• WORK TO COMPLETE
The answer must consist of every line in the records that contains the word "членов".

Records from a data collection:
----

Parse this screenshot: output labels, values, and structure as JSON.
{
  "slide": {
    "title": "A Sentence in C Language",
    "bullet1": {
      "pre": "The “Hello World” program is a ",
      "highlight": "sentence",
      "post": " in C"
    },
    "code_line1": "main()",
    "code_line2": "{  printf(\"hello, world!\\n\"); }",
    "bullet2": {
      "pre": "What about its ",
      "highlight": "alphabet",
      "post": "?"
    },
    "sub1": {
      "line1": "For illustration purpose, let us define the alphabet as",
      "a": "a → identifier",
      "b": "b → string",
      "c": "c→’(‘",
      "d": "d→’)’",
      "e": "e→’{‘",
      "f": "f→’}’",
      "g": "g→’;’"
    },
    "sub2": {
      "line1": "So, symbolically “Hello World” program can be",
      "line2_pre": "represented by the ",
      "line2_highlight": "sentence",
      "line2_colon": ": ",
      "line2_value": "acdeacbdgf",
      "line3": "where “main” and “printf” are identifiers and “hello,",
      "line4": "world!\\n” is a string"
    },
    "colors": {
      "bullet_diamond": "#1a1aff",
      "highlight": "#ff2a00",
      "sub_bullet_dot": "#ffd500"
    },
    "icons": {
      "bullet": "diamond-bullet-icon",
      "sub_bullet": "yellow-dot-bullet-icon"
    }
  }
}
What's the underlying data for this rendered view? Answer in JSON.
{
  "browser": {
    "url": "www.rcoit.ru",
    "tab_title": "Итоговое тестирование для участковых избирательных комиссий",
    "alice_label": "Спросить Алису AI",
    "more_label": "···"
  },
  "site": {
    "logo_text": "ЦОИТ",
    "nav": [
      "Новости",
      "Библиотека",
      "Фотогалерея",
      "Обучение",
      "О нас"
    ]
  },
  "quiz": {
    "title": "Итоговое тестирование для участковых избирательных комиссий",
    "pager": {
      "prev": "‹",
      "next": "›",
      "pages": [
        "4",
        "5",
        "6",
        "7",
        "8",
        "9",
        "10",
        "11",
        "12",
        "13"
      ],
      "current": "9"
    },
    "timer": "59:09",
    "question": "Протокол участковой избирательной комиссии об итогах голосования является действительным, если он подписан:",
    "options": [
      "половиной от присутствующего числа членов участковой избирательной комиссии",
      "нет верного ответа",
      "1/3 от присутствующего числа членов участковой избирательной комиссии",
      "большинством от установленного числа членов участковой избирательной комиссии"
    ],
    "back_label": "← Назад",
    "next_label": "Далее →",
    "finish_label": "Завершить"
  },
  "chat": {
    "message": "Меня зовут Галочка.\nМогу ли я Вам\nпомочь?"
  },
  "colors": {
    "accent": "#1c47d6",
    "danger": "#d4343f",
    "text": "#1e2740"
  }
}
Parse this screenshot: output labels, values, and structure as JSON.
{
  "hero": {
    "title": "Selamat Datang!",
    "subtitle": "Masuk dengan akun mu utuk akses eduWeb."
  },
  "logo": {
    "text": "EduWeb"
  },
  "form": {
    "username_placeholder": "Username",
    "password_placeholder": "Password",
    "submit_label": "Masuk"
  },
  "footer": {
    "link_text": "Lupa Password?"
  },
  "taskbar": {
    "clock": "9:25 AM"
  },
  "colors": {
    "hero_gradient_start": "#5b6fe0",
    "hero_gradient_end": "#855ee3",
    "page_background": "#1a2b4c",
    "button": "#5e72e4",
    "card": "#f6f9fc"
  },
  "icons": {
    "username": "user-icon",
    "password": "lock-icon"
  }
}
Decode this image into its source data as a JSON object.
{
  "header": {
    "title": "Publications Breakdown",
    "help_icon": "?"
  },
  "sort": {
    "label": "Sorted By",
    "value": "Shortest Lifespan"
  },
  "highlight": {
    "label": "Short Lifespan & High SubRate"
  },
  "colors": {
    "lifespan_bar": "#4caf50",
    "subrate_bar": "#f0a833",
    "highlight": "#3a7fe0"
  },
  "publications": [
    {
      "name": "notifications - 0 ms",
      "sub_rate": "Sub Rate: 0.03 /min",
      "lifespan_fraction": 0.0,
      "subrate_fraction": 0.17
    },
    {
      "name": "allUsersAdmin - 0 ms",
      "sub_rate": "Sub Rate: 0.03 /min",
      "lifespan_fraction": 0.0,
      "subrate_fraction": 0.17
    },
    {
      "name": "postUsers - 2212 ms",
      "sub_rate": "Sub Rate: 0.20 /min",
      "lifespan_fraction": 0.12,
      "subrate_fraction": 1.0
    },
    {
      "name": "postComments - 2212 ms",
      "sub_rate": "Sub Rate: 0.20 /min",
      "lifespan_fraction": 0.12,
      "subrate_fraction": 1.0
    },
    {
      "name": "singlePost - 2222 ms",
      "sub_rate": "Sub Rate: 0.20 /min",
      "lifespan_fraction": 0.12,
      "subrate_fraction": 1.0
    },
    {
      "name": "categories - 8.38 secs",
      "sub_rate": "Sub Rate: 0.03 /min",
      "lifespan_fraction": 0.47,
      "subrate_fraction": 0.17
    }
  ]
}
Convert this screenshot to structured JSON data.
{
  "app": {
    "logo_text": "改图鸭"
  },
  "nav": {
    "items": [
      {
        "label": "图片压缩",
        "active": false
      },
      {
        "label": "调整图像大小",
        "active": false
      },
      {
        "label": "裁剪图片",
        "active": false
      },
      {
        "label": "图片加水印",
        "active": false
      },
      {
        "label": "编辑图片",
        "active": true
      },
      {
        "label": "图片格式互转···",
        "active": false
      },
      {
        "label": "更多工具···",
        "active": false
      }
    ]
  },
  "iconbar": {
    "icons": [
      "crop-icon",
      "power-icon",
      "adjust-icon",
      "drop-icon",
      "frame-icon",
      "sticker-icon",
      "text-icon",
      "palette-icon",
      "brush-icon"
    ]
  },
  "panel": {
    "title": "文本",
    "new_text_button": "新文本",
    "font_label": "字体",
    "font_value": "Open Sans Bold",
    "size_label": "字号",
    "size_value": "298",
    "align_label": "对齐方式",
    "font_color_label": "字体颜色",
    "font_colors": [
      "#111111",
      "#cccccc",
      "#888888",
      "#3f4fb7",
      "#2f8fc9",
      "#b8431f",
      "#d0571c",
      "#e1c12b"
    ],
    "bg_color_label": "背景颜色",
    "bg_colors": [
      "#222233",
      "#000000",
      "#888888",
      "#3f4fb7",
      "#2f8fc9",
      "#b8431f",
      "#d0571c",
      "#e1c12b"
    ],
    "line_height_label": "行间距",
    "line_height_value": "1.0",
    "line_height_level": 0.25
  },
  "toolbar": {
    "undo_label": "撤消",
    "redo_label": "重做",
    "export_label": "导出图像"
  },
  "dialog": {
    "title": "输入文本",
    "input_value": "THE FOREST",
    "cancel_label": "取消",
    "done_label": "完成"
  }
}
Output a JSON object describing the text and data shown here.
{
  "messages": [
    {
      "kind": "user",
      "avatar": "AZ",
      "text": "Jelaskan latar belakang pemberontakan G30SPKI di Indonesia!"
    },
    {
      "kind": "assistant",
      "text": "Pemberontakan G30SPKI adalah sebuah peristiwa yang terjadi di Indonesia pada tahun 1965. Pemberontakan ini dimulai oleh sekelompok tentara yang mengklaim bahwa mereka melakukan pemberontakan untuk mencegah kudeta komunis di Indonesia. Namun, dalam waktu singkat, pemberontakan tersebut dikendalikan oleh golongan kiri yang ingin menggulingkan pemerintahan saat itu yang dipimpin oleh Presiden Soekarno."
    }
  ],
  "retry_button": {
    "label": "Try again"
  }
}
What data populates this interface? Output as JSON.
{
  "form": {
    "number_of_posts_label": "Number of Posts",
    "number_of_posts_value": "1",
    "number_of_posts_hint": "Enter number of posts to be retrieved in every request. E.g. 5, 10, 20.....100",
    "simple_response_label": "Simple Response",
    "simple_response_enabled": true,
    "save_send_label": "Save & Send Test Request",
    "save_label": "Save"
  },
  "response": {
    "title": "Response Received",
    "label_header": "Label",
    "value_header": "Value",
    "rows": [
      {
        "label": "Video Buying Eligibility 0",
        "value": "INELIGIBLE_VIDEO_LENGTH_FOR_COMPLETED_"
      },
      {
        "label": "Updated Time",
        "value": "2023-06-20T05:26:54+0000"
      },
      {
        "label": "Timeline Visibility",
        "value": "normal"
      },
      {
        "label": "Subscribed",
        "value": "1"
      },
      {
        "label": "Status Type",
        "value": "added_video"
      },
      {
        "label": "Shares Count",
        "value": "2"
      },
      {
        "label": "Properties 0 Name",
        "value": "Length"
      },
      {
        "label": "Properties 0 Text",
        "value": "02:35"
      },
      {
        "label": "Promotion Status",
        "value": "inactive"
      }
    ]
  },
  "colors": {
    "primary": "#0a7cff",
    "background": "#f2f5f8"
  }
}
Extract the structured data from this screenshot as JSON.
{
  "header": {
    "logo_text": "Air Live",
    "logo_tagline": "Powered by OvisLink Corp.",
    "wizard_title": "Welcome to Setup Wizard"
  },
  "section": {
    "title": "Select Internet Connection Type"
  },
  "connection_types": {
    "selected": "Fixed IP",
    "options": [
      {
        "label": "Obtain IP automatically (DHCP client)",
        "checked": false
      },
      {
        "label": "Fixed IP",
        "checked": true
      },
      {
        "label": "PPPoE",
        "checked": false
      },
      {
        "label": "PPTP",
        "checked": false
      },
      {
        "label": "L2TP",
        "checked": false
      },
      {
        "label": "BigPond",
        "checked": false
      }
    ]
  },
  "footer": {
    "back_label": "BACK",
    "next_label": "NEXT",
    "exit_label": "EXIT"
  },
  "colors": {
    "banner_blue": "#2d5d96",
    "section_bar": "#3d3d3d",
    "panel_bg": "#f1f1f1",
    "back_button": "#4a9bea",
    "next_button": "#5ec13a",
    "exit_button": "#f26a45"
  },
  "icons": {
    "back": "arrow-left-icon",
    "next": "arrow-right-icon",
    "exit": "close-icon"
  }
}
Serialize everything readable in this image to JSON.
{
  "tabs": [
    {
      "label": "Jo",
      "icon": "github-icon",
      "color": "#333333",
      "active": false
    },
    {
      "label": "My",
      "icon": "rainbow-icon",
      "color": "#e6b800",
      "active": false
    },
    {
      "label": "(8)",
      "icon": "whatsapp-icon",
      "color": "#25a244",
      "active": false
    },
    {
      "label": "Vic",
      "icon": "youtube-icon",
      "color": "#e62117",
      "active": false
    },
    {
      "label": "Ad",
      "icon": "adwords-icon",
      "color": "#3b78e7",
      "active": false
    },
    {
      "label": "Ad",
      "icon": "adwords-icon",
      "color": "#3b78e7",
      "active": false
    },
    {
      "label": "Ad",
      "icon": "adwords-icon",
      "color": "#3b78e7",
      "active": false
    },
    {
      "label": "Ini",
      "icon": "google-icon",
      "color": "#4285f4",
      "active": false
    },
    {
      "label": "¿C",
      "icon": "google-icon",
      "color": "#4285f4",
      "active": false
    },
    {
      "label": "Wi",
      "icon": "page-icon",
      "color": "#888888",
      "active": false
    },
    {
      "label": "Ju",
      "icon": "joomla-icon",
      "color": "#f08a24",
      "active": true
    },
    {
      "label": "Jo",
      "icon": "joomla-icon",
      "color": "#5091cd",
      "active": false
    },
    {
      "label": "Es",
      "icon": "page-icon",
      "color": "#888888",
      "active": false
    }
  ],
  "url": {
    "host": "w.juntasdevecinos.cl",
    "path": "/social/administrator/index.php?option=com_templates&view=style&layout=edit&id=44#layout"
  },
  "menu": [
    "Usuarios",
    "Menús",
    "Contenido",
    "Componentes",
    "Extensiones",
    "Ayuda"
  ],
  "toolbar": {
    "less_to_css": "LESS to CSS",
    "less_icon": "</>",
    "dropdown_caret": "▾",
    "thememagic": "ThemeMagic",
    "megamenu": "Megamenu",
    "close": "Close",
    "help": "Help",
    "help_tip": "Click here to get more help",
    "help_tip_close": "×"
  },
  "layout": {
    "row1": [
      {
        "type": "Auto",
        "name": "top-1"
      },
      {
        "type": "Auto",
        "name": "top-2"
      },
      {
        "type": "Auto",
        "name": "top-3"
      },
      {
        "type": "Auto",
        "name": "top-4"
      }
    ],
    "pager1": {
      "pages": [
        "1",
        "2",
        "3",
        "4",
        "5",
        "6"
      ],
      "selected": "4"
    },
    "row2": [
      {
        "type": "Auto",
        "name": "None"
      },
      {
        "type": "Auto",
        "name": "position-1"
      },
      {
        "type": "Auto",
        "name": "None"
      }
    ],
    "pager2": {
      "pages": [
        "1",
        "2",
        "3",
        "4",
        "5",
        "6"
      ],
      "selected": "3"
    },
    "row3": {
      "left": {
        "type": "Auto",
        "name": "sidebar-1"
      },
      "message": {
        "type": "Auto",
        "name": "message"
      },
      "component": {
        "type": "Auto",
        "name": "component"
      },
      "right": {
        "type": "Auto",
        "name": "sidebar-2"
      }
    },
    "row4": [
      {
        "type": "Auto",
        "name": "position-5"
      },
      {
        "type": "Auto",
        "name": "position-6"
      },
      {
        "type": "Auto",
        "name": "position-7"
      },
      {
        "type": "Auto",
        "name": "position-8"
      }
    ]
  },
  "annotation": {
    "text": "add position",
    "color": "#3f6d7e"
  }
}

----

• FINISHED EXERCISE
      "половиной от присутствующего числа членов участковой избирательной комиссии",
      "1/3 от присутствующего числа членов участковой избирательной комиссии",
      "большинством от установленного числа членов участковой избирательной комиссии"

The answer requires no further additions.